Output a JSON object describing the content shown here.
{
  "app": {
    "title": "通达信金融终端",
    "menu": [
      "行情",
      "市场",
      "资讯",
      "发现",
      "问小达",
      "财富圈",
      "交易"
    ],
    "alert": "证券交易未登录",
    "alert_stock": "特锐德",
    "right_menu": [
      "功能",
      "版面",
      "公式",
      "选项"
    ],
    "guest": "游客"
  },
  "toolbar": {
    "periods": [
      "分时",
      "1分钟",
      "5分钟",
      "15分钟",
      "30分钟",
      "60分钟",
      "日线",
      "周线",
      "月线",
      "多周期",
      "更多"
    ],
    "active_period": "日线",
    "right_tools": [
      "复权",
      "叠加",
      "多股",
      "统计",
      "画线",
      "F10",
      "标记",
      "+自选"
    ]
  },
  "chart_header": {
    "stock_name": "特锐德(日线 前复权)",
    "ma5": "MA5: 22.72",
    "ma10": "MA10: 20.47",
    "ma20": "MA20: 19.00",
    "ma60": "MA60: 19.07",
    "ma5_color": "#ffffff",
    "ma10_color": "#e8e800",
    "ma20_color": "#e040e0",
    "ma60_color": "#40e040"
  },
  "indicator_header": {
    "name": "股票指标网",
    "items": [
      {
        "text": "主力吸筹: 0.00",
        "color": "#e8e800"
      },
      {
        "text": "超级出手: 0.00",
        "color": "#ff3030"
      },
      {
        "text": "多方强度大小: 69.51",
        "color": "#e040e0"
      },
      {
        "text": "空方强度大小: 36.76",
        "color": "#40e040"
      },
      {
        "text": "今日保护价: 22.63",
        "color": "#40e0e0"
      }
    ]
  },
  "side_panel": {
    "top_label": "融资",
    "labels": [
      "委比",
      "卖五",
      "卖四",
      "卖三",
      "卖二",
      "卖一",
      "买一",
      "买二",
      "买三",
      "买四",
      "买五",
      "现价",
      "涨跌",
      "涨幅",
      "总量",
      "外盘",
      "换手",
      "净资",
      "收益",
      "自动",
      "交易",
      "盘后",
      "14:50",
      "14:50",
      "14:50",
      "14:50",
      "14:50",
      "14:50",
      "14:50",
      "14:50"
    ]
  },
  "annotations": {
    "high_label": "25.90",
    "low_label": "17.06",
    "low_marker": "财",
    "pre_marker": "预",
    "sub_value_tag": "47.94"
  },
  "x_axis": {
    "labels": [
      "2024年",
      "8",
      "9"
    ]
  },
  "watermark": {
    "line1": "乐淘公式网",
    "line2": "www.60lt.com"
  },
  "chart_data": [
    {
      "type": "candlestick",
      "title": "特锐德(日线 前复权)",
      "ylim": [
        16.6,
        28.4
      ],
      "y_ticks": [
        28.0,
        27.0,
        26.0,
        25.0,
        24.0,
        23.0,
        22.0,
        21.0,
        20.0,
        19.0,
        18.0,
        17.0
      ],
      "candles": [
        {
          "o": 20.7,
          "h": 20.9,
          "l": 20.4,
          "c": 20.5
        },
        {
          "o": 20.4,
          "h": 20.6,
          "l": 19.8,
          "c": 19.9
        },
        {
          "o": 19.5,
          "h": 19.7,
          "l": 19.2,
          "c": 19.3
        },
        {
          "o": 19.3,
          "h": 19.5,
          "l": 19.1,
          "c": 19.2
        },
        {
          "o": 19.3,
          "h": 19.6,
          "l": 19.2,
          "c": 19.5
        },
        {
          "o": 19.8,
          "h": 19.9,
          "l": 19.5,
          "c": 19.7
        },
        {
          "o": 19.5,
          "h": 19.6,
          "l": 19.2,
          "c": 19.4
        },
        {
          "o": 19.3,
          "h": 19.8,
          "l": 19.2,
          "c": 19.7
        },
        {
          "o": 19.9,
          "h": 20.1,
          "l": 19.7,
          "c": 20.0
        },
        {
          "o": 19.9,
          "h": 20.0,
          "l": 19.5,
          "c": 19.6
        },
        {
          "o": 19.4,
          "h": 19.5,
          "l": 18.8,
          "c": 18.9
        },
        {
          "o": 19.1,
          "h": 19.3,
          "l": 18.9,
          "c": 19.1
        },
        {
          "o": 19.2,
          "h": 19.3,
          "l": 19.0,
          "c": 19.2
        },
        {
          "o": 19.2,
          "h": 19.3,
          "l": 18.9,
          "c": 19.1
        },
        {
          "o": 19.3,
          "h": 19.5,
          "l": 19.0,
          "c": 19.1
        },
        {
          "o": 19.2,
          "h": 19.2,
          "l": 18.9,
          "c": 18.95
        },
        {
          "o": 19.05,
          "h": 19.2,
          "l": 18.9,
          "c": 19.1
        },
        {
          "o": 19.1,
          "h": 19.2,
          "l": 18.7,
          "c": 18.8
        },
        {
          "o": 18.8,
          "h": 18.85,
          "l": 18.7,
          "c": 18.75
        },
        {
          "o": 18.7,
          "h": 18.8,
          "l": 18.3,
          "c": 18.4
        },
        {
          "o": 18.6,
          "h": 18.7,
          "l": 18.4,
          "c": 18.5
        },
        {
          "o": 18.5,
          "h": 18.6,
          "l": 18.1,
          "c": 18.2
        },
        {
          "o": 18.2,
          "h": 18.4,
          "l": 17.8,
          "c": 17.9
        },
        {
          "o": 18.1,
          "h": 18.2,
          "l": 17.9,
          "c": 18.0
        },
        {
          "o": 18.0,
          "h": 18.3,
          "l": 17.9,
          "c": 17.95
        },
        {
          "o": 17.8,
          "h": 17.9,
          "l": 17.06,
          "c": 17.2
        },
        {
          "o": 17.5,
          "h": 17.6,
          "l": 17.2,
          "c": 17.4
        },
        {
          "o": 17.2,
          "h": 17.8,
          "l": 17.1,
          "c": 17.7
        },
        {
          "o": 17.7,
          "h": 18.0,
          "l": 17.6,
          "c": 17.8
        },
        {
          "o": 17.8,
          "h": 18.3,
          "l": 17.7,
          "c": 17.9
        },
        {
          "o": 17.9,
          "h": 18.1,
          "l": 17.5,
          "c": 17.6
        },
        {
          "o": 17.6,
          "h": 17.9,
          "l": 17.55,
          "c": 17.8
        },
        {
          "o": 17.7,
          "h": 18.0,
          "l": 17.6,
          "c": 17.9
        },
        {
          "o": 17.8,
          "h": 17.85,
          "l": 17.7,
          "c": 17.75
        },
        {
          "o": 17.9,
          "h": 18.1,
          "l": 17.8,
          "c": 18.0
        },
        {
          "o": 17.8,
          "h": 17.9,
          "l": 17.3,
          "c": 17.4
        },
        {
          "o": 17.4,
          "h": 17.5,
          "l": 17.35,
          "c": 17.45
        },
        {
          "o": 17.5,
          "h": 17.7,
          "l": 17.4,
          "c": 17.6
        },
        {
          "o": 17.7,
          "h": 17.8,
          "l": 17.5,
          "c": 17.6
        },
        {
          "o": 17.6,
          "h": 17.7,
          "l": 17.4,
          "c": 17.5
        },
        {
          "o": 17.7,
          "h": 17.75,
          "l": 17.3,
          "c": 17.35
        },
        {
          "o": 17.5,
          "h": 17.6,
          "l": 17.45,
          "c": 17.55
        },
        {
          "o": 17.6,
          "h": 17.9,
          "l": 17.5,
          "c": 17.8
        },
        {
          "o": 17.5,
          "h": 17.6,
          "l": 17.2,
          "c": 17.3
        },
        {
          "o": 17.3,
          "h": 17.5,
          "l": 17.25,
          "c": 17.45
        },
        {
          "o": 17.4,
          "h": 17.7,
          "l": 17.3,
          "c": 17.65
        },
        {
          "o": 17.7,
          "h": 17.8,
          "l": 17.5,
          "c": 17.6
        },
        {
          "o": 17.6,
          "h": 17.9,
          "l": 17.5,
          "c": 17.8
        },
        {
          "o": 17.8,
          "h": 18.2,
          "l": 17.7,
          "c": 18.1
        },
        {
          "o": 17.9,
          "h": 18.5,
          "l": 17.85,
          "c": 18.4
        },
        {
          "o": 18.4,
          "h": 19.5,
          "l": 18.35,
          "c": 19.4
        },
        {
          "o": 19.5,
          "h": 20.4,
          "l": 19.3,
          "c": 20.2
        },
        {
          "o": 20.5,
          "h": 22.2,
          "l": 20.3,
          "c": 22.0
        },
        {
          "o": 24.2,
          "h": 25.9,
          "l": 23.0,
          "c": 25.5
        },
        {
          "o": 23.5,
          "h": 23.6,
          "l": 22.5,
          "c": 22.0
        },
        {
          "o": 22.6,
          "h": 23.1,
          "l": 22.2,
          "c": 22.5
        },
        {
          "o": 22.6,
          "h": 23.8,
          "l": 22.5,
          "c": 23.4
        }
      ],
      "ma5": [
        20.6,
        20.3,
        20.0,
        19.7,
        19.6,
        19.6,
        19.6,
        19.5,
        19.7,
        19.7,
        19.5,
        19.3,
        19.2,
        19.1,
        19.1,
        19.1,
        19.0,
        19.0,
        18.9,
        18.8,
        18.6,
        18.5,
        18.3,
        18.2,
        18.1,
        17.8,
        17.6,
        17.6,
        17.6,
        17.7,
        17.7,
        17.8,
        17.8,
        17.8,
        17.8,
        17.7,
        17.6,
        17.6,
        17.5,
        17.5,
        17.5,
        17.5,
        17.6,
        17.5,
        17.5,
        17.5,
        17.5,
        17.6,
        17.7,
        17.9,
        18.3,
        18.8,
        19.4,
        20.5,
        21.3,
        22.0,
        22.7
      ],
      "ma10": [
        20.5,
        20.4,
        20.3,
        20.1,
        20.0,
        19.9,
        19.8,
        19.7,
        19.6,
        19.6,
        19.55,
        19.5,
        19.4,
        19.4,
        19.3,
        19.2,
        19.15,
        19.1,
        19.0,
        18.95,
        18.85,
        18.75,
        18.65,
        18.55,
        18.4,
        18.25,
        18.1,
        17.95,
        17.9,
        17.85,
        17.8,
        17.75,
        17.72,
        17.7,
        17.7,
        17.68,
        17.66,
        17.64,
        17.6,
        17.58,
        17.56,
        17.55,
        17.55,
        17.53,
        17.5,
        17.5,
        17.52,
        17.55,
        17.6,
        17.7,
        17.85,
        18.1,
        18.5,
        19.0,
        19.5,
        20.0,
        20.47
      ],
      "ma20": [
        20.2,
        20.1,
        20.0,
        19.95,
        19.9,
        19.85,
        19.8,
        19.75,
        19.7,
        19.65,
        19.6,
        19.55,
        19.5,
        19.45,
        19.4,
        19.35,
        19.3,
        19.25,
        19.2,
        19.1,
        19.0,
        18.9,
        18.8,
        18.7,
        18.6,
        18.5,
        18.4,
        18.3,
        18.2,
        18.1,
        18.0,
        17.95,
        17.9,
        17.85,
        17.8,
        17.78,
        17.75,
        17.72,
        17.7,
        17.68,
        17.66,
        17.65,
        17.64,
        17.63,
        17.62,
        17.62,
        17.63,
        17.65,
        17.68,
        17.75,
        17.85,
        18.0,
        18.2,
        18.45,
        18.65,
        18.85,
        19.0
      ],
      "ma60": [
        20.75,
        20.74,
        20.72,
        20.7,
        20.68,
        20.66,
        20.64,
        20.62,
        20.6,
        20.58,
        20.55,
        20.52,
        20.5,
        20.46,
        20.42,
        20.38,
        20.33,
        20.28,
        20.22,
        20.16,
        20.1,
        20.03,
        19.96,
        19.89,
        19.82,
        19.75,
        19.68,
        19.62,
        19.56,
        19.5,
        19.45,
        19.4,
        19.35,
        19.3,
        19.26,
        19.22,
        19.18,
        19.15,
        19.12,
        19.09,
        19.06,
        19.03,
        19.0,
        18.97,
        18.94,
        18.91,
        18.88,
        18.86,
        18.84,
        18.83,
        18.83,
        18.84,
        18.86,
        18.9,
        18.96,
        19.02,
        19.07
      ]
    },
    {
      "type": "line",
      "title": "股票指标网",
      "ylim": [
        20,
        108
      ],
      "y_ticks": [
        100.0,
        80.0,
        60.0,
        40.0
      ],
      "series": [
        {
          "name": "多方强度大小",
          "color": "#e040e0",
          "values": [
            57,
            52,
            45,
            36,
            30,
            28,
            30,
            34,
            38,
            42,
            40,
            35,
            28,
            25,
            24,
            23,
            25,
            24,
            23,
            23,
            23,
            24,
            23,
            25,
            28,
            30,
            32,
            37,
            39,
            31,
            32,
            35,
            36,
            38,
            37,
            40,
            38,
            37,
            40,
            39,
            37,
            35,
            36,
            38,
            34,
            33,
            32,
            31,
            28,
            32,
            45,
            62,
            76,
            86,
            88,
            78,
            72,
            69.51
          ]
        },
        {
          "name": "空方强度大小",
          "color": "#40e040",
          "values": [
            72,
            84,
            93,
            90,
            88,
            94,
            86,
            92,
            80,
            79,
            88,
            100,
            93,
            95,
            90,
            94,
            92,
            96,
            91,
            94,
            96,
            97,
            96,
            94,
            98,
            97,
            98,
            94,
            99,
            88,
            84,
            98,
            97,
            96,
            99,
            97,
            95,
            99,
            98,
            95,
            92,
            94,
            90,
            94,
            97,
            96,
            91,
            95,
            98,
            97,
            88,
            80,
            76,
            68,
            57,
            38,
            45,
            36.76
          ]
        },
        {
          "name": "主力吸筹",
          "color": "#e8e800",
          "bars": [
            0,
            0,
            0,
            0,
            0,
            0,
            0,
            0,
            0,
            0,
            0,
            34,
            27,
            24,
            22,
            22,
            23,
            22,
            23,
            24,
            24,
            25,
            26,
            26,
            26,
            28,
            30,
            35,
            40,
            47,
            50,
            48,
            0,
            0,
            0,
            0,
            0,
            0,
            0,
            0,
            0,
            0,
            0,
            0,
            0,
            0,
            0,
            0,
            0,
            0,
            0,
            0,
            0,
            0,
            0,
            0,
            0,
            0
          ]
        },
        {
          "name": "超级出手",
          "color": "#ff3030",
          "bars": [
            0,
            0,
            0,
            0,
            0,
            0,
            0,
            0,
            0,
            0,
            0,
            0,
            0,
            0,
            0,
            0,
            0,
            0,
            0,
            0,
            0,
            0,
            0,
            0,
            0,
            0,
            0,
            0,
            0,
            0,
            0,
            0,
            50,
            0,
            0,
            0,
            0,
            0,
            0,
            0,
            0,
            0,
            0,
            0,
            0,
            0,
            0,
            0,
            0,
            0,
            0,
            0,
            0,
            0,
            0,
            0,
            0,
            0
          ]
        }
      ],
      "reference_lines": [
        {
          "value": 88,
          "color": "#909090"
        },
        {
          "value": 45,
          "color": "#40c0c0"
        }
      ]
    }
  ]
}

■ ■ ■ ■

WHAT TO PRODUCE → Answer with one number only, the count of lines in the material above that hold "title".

ANSWER TO THE EXERCISE → 3